The Provo music scene is breaking out of its neo-folk niche with the aid of electronic bands like Polytype. Local producer Nate Pyfer credits increased electronic influence to the spirit of innovation fostered by Provo bands.
“I like watching bands experiment with the ‘rules’ of making music,” Pyfer said. “I think that electronic elements are a manifestation of the musicians around the scene really working hard to try something unexpected. It’s fun to make music in a community full of bands constantly pushing each other to expand their sound palette.”
Working from a wider palate of sounds
Polytype innovates by using traditional instruments in non-traditional ways. For example, the group’s song Cyclone features a loop of a guitar part that the band recorded, chopped up, pasted back together and used as a sample.
“Growing up and playing guitar, I would often get bored with the sounds I could make,” Polytype vocalist Mason Porter said. “But playing with sound in an environment that allows you to create noises that you didn’t even think were possible is very exciting.”

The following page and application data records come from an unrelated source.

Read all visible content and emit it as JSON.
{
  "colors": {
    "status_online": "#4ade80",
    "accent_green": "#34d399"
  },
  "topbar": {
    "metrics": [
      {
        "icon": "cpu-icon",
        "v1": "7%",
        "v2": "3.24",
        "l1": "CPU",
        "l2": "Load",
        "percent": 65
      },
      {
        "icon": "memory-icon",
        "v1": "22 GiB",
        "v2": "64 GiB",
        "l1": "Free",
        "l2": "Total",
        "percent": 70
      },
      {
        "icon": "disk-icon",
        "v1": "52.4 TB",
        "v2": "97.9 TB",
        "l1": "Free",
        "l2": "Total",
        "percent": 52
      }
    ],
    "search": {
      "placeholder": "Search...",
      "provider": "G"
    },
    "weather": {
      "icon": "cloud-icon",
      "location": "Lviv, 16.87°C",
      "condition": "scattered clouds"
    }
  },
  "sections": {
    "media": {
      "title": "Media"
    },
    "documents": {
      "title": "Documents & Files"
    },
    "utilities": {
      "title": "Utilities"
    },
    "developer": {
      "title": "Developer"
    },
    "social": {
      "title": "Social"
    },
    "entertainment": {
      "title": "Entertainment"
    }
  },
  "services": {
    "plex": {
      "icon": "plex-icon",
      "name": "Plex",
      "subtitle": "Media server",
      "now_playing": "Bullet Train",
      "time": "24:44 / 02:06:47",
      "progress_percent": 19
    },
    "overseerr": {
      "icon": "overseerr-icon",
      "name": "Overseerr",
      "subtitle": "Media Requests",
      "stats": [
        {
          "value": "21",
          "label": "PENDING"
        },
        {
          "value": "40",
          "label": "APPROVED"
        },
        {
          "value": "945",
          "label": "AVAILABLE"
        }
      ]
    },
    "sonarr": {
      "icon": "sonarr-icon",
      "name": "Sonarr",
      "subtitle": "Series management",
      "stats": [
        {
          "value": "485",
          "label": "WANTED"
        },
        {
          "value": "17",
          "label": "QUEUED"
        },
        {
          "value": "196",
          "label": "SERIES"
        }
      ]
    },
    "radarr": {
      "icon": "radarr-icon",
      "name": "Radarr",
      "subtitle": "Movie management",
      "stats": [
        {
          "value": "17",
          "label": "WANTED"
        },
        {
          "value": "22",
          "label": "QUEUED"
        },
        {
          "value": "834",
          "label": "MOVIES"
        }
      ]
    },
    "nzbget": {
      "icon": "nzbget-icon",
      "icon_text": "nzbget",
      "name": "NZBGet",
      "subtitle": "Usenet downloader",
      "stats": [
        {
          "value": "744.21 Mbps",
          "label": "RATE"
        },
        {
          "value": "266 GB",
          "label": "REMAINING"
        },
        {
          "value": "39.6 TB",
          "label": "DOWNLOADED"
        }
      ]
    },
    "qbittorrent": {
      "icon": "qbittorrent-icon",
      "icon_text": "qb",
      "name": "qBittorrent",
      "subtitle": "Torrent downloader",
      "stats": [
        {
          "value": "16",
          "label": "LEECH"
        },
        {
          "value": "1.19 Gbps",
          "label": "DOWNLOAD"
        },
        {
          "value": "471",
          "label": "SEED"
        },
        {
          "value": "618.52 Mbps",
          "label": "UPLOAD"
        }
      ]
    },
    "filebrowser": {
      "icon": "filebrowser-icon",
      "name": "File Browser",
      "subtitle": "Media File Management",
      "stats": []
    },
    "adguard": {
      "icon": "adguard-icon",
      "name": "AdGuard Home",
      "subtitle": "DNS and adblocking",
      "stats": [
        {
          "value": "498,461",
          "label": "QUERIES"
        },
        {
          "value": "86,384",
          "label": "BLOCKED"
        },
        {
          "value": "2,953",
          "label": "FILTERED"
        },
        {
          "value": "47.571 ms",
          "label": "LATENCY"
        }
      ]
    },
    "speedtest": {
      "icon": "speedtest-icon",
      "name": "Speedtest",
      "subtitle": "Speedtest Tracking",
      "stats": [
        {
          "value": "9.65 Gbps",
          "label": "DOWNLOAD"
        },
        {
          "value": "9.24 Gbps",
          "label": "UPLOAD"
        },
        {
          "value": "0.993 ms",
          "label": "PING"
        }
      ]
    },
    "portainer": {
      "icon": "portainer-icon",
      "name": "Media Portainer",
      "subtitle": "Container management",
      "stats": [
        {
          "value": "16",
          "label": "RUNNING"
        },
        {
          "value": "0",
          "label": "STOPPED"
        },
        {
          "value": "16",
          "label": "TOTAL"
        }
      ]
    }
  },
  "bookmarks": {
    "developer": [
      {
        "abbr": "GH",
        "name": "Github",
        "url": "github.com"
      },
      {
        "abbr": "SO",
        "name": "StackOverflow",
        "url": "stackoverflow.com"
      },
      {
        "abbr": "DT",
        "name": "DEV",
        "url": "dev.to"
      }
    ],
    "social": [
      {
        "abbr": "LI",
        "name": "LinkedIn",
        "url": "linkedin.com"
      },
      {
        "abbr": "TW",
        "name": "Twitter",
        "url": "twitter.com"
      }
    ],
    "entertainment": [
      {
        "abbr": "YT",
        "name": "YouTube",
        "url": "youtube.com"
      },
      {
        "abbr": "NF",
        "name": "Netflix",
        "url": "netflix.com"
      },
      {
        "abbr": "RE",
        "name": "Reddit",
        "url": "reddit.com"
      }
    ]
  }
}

Other bands pick up the theme
Matt Orr of local band Strange Family (vocals, guitar, keys) said his band draws influence from Polytype. Orr said Provo sometimes gets a bad reputation for lingering in its neo-folk niche, so he’s glad the music scene is broadening.
“I think now that Provo has more of a diverse scene, bands are a lot more comfortable doing weirder things, as opposed to just being ‘the folk band,'” Orr said.
“(Mideau and Polytype) share the same producer, Nate Pyfer, which means the concert should be like enjoying a meal of varying courses from a master chef,” said Spencer Harrison, multi-instrumentalist for Mideau. “All taste good, but deliciously different.”
This March, Polytype and Mideau’s music will reach beyond Provo ears; both bands will play at the prominent South by Southwest Music and Media Conference in Texas.
What to look for next from Polytype
At Velour this Friday, Polytype will try something new. Instead of triggering all of the beats with samplers, they will use live drums, played by Fictionist drummer Aaron Anderson. Porter prefers that performances differ from the album experience.
“I always like it when a live show is different than the record,” Porter said. “If the record’s better, stay home and listen to the record.”
Polytype often adds unique visual elements to live shows to keep its audience engaged.
“Our music is definitely pretty moody,” Porter said. “Even when we practice, we like to turn off all the lights to have as little light as possible. When we use visuals that add an element of light, it contrasts that darkness and throws highlights on certain parts of the songs.”
Porter said the band will try a new visual element for this upcoming show, but he didn’t want to spoil the surprise.